* [TO DO]
The answer is every line in the data below that contains the word "title".

━━━━━━━━━━━━━━━━━━━━━━━━━━━━━━

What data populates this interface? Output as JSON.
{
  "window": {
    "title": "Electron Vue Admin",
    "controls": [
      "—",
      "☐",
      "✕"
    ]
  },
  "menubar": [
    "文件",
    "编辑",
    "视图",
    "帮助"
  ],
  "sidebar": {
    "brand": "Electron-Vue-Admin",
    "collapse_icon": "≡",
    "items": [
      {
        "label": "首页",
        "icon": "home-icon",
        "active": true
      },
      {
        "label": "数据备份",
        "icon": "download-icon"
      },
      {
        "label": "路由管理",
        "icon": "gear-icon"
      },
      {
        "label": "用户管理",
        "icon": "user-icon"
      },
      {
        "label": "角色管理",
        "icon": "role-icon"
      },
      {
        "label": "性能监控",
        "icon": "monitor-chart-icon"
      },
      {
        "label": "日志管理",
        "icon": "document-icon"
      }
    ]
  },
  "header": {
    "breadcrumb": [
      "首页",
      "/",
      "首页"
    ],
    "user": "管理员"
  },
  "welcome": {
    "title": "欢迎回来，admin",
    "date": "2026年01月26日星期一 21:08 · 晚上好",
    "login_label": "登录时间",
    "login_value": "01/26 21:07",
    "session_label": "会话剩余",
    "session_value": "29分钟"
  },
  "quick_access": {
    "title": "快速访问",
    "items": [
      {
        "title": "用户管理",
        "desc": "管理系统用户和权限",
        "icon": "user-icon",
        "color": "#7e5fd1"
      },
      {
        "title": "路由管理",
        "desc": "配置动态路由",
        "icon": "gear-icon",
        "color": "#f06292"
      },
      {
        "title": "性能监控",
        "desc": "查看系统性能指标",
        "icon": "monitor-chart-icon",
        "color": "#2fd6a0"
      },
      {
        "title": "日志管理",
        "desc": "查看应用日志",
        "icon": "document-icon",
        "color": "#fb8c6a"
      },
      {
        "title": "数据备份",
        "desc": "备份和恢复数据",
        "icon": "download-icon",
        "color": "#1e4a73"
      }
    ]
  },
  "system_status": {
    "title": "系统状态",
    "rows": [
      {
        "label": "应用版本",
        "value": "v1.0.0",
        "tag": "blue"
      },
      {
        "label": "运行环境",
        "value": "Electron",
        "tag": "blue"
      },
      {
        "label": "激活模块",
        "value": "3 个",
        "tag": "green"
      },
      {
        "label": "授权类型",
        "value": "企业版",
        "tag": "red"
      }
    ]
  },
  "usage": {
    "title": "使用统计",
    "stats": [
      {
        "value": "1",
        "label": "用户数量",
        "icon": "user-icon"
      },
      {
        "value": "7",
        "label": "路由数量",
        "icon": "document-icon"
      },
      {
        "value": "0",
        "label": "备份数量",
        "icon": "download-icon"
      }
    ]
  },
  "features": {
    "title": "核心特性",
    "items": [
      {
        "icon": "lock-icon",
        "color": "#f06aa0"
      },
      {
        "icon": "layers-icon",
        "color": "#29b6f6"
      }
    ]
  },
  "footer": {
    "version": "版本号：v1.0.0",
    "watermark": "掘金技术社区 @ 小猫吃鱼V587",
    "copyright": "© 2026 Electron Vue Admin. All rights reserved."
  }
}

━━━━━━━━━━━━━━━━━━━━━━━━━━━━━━

* [FINISHED EXERCISE]
    "title": "Electron Vue Admin",
    "title": "欢迎回来，admin",
    "title": "快速访问",
        "title": "用户管理",
        "title": "路由管理",
        "title": "性能监控",
        "title": "日志管理",
        "title": "数据备份",
    "title": "系统状态",
    "title": "使用统计",
    "title": "核心特性",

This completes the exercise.